→ About this exercise
Write out the data word for word and omit every picture.
⟨
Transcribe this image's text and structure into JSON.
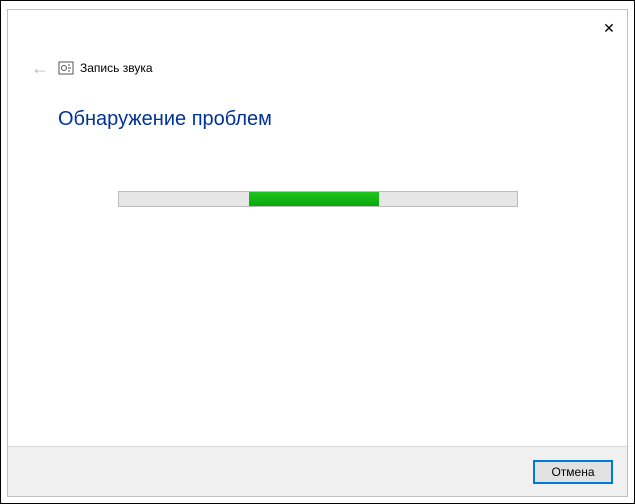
{
  "window": {
    "title": "Запись звука",
    "close_label": "✕"
  },
  "content": {
    "heading": "Обнаружение проблем"
  },
  "footer": {
    "cancel_label": "Отмена"
  }
}
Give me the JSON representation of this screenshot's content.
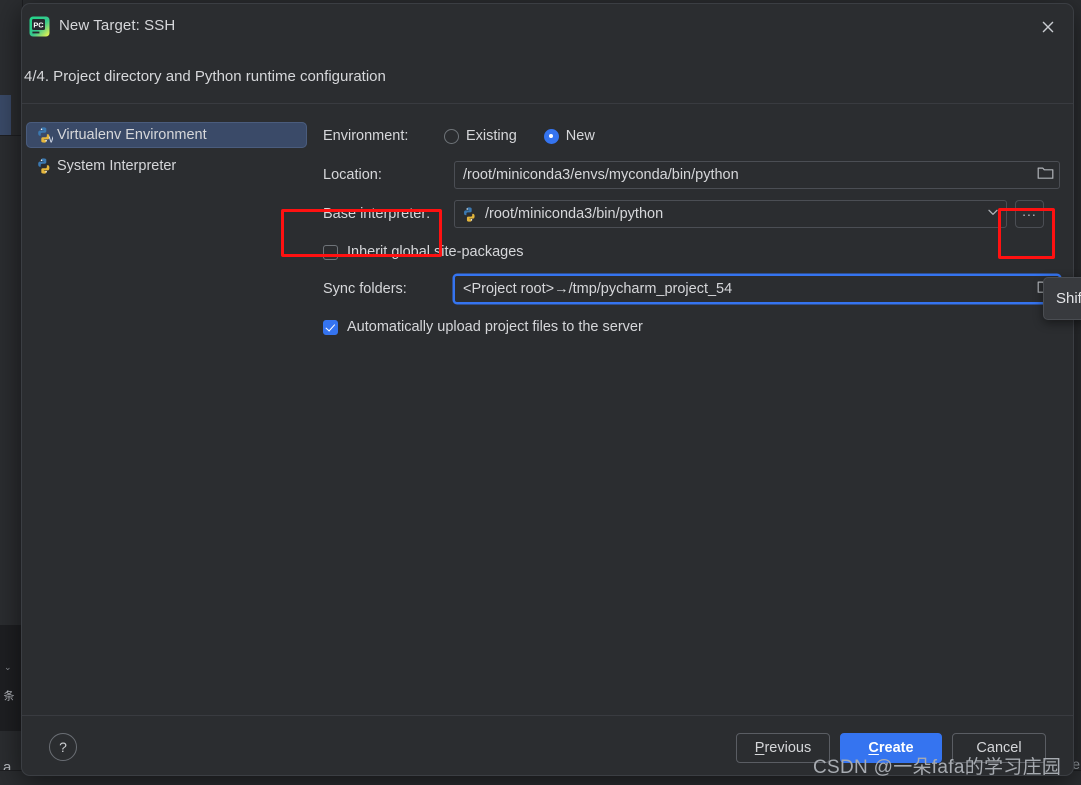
{
  "window": {
    "title": "New Target: SSH",
    "app_icon": "pycharm-icon",
    "close_icon": "close-icon"
  },
  "step_heading": "4/4. Project directory and Python runtime configuration",
  "sidebar": {
    "items": [
      {
        "label": "Virtualenv Environment",
        "icon": "python-virtualenv-icon",
        "selected": true
      },
      {
        "label": "System Interpreter",
        "icon": "python-icon",
        "selected": false
      }
    ]
  },
  "form": {
    "environment": {
      "label": "Environment:",
      "options": [
        {
          "label": "Existing",
          "selected": false
        },
        {
          "label": "New",
          "selected": true
        }
      ]
    },
    "location": {
      "label": "Location:",
      "value": "/root/miniconda3/envs/myconda/bin/python",
      "browse_icon": "folder-icon",
      "focused": false
    },
    "base_interpreter": {
      "label": "Base interpreter:",
      "value": "/root/miniconda3/bin/python",
      "icon": "python-icon",
      "dropdown_icon": "chevron-down-icon",
      "ellipsis_label": "...",
      "highlighted": true
    },
    "inherit_site_packages": {
      "label": "Inherit global site-packages",
      "checked": false
    },
    "sync_folders": {
      "label": "Sync folders:",
      "value": "<Project root>→/tmp/pycharm_project_54",
      "browse_icon": "folder-icon",
      "focused": true
    },
    "auto_upload": {
      "label": "Automatically upload project files to the server",
      "checked": true
    }
  },
  "tooltip": {
    "text": "Shif"
  },
  "footer": {
    "help_label": "?",
    "previous": {
      "label": "Previous",
      "mnemonic": "P"
    },
    "create": {
      "label": "Create",
      "mnemonic": "C",
      "primary": true
    },
    "cancel": {
      "label": "Cancel"
    }
  },
  "watermark": "CSDN @一朵fafa的学习庄园",
  "background": {
    "edge_letter_left": "a",
    "edge_letter_right": "e",
    "caret": "⌄",
    "vertical_text": "条"
  },
  "colors": {
    "accent": "#3574f0",
    "highlight_red": "#ff1111",
    "selection": "#3a4a68",
    "dialog_bg": "#2b2d30",
    "text": "#d6d7da"
  }
}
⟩
→ Written solution
Transcribe this image's text and structure into JSON.
{
  "window": {
    "title": "Запись звука",
    "close_label": "✕"
  },
  "content": {
    "heading": "Обнаружение проблем"
  },
  "footer": {
    "cancel_label": "Отмена"
  }
}
Give me the JSON representation of this screenshot's content.
{
  "window": {
    "title": "New Target: SSH",
    "app_icon": "pycharm-icon",
    "close_icon": "close-icon"
  },
  "step_heading": "4/4. Project directory and Python runtime configuration",
  "sidebar": {
    "items": [
      {
        "label": "Virtualenv Environment",
        "icon": "python-virtualenv-icon",
        "selected": true
      },
      {
        "label": "System Interpreter",
        "icon": "python-icon",
        "selected": false
      }
    ]
  },
  "form": {
    "environment": {
      "label": "Environment:",
      "options": [
        {
          "label": "Existing",
          "selected": false
        },
        {
          "label": "New",
          "selected": true
        }
      ]
    },
    "location": {
      "label": "Location:",
      "value": "/root/miniconda3/envs/myconda/bin/python",
      "browse_icon": "folder-icon",
      "focused": false
    },
    "base_interpreter": {
      "label": "Base interpreter:",
      "value": "/root/miniconda3/bin/python",
      "icon": "python-icon",
      "dropdown_icon": "chevron-down-icon",
      "ellipsis_label": "...",
      "highlighted": true
    },
    "inherit_site_packages": {
      "label": "Inherit global site-packages",
      "checked": false
    },
    "sync_folders": {
      "label": "Sync folders:",
      "value": "<Project root>→/tmp/pycharm_project_54",
      "browse_icon": "folder-icon",
      "focused": true
    },
    "auto_upload": {
      "label": "Automatically upload project files to the server",
      "checked": true
    }
  },
  "tooltip": {
    "text": "Shif"
  },
  "footer": {
    "help_label": "?",
    "previous": {
      "label": "Previous",
      "mnemonic": "P"
    },
    "create": {
      "label": "Create",
      "mnemonic": "C",
      "primary": true
    },
    "cancel": {
      "label": "Cancel"
    }
  },
  "watermark": "CSDN @一朵fafa的学习庄园",
  "background": {
    "edge_letter_left": "a",
    "edge_letter_right": "e",
    "caret": "⌄",
    "vertical_text": "条"
  },
  "colors": {
    "accent": "#3574f0",
    "highlight_red": "#ff1111",
    "selection": "#3a4a68",
    "dialog_bg": "#2b2d30",
    "text": "#d6d7da"
  }
}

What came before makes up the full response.